Every morning, on my drive to school, I see her waiting for the yellow bus to come and haul her off to St. Paul’s School for Girls. She wears a red and blue plaid skirt and a navy blue sweater vest because that’s what all the girls have to wear at that place. I drive by slowly in the winter months and it lets me see her button nose turn red from the cold wind. Caitlin’s wearing her green and orange striped hat today, and I figure it’s because the thermometer said fourteen degrees when I was headed out the door. Her legs are long and prickled with goose bumps from the cold air. She stands tall and waits with her little sister, Maggie. When I pass them I hear that loud and potent laugh sing to my heart. I glance out the window and she’s pulling some of those golden brown strands of hair out the corner of her mouth on account the wind blew them to stick there. She’s not wearing makeup like the girls at my school do. She stands and fools off with her sister. She seems to be too good to be true. I get to school and all I can think about is how I want to talk to her the next day, how I wish I could have that morning, what I might say and what she’ll say back.

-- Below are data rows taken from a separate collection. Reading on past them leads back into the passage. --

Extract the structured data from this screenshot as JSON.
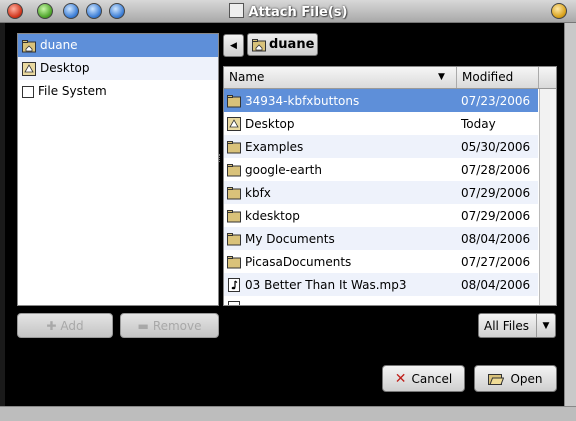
{
  "window": {
    "title": "Attach File(s)"
  },
  "sidebar": {
    "items": [
      {
        "label": "duane",
        "icon": "home-folder-icon",
        "selected": true
      },
      {
        "label": "Desktop",
        "icon": "desktop-icon",
        "selected": false
      },
      {
        "label": "File System",
        "icon": "drive-icon",
        "selected": false
      }
    ],
    "add_label": "Add",
    "remove_label": "Remove"
  },
  "pathbar": {
    "current": "duane"
  },
  "filelist": {
    "columns": [
      "Name",
      "Modified"
    ],
    "rows": [
      {
        "name": "34934-kbfxbuttons",
        "modified": "07/23/2006",
        "type": "folder",
        "selected": true
      },
      {
        "name": "Desktop",
        "modified": "Today",
        "type": "desktop",
        "selected": false
      },
      {
        "name": "Examples",
        "modified": "05/30/2006",
        "type": "folder",
        "selected": false
      },
      {
        "name": "google-earth",
        "modified": "07/28/2006",
        "type": "folder",
        "selected": false
      },
      {
        "name": "kbfx",
        "modified": "07/29/2006",
        "type": "folder",
        "selected": false
      },
      {
        "name": "kdesktop",
        "modified": "07/29/2006",
        "type": "folder",
        "selected": false
      },
      {
        "name": "My Documents",
        "modified": "08/04/2006",
        "type": "folder",
        "selected": false
      },
      {
        "name": "PicasaDocuments",
        "modified": "07/27/2006",
        "type": "folder",
        "selected": false
      },
      {
        "name": "03 Better Than It Was.mp3",
        "modified": "08/04/2006",
        "type": "audio",
        "selected": false
      }
    ]
  },
  "filter": {
    "selected": "All Files"
  },
  "actions": {
    "cancel_label": "Cancel",
    "open_label": "Open"
  },
  "colors": {
    "selection": "#5e8fd9",
    "alt_row": "#eef2fb",
    "background": "#000000"
  }
}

I know all about her from my best friend Eddie, considering he’s her cousin and they get together over the summer a few times. Her grandparents came to the States from England, and boy am I sure glad that her parents decided to buy a house in the same town as mine did. She seems to be pretty close with Maggie, who is four years younger than she is. Sometimes Ed gives me the impression that Caitlin has spent most of her life looking after that little girl, and that makes me feel even more drawn to her because she must be kind and able to do things on her own, not to mention for her sister.
I have heard stories about her daddy being awful to his girls, but Eddie says that Caitlin started sticking up for herself when she was around fourteen years old. Story goes that one night her dad came in real late and the two girls and their momma were watching a movie on the TV. I guess the volume was up too high for his liking, so he smashed the glass out of it with the steel toe of his boot and threatened to wail on the girls, too. Even though they were scared for their lives, Caitlin decided that since this had happened before and she had just kept her mouth shut, that maybe she should tell him to stop this time. She told him that it wasn’t right what he was doing and that he should be using his head more before he hit the ones he loved. It must have been a shock to him to actually hear her speak up for her sister and mother, because after that night he never acted mean to any of them again. She took the back of his hand to the side of her face and got carpet burns on her hands and knees from it knocking her down. Guess the good thing is the rough, old bastard never touched any of them women again. I am sure glad that Caitlin is as brave as she is.
Now Caitlin takes this art class in the summer. She loves to read books, or at least that’s what Ed’s been telling me. Sometimes when her dad is out of town and her momma’s working late, she eats dinner on the roof of her house once the sun goes down. She loves to look at the sky, whether the sun is out or hiding and she always draws pretty pictures of what she sees. The one time she painted a picture of the clouds, and the way the sunlight seemed to hit each curve made a person think they were gazing upon the real things. I swear you put that painting in a room and turn the lights off you would see the edges of those clouds glowing off the canvas, that’s how true she paints the sky. She won first prize in the St. Paul’s Annual Art Show, and I was sure to clip out the picture of her that they put in the newspaper. Eddie says that Cait wants to go to college for art, and because she’s so talented, I’m sure that she’ll get in to any school she wants. Here’s a girl wants to do something with her life, and even after countless years of being told she was nothing by her father, she is able to rise above his words and reach for a bright future. I got to find a way into that future.